In retrospect, Mayor Bill de Blasio said, he should have called Emergency Management Commissioner Joseph Esposito himself. If he had, maybe things wouldn’t have gotten so... complicated.

On Monday, the Wall Street Journal reported that Deputy Mayor Laura Anglin had fired Esposito the previous Friday, while the mayor was away at the Bernie Sanders Institute in Vermont. But Esposito, who said he had not heard from the mayor, showed up to work on Monday morning anyway.

For hours on Monday, the City Hall press corps pressed the mayor for answers about who, if anyone, was in charge of the Office of Emergency Management, which is charged with handling major disasters and, well, emergencies.

But the mayor did not respond.
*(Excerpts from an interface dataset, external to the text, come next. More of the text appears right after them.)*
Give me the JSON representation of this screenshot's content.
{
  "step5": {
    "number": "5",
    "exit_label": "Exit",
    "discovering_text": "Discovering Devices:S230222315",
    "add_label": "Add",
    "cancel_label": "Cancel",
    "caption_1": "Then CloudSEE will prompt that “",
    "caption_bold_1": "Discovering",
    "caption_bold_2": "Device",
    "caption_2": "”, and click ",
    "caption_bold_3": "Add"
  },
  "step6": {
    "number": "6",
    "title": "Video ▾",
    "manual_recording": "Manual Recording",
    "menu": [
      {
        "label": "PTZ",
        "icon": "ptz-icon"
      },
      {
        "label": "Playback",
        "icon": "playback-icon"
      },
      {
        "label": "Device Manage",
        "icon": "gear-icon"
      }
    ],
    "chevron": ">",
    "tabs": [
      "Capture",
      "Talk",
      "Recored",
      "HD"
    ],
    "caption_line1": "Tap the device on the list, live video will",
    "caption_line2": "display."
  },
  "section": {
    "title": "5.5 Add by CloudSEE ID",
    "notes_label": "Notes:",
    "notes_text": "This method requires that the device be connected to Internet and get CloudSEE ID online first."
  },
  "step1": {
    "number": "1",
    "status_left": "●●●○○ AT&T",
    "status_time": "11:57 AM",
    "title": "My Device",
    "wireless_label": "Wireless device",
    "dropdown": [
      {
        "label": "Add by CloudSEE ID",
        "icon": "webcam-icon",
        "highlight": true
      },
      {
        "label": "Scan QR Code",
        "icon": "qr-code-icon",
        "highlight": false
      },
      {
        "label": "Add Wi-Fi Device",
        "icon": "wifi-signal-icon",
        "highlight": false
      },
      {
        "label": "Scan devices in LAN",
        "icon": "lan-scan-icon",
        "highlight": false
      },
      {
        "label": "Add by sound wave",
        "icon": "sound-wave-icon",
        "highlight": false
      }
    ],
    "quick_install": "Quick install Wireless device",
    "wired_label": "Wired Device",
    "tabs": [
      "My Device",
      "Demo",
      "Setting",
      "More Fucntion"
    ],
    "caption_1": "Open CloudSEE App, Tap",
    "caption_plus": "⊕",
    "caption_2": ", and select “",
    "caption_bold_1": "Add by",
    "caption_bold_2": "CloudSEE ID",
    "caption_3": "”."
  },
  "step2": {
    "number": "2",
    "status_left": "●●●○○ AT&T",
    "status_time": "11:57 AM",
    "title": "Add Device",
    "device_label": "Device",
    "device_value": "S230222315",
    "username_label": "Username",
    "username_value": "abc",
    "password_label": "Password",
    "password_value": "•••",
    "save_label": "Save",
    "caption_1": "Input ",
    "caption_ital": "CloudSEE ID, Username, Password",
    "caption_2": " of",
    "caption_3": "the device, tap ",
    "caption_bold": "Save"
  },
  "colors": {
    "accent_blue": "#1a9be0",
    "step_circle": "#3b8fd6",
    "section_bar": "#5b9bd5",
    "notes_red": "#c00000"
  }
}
Dozens of New York City council members voiced support for Esposito, formerly a top NYPD official who oversaw the department's response to the 9/11 terrorist attack.

Then at 10 p.m. on Monday, after meeting with Esposito twice at Gracie Mansion, the mayor released a statement:

“We have started the process of leadership change at New York City Emergency Management. Commissioner Joe Esposito will continue to lead OEM as we conduct a national search for his successor. It is impossible to overstate Commissioner Esposito’s significant contributions to our city’s safety while at OEM and the NYPD. We look forward to exploring additional opportunities for Commissioner Esposito to remain in the administration.”

Speaking to reporters at his monthly crime stats presser on Tuesday, de Blasio acknowledged that the Esposito affair had been mishandled. “There was a lot of confusion in the public domain yesterday,” he said, noting “it was absolutely understandable that there was so much confusion.”

De Blasio said he approved a “leadership change” at OEM weeks ago, before a November snowstorm snarled traffic and left children stranded on school buses for hours. “I want to be very clear that this had nothing to do with the storm,” he said.

The mayor said he wanted a more “strategic approach” at the agency, though he didn’t elaborate beyond a passing reference to new challenges posed by climate change and terrorism. “There were really good skills, attributes,” he said of Esposito, “but there were also things missing for where we wanted to go. “

De Blasio noted that Anglin and Esposito had an “emotional, tense” conversation on Friday that caused a misunderstanding. He said he realizes now that it would have been “smarter” to have had the conversation with Esposito himself. “Obviously something went wrong. I have to take responsibility for that.”

This is not the first time the de Blasio administration has been caught up in unexpected personnel drama. At the end of April this year, Miami-Dade County Public Schools Superintendent Alberto Carvalho accepted and then rejected an offer to become the city’s new schools’ superintendent, during a live television broadcast.

But Esposito said there's no hard feelings between him and the mayor over losing his job. As he left work Tuesday night, Esposito said the awkwardness has been ironed out.

“I serve at his discretion,” Esposito said. “If he decides it's time for me to go, it's time for me to go. He gave me the job, I thank him for giving me the job, he can take it away just as fast as he gives it.”

Esposito said he will stay in office until the mayor finds his replacement.

Additional reporting by Danny Lewis.

Jessica Gould is a reporter in the newsroom at WNYC. You can follow her on Twitter at @ByJessicaGould.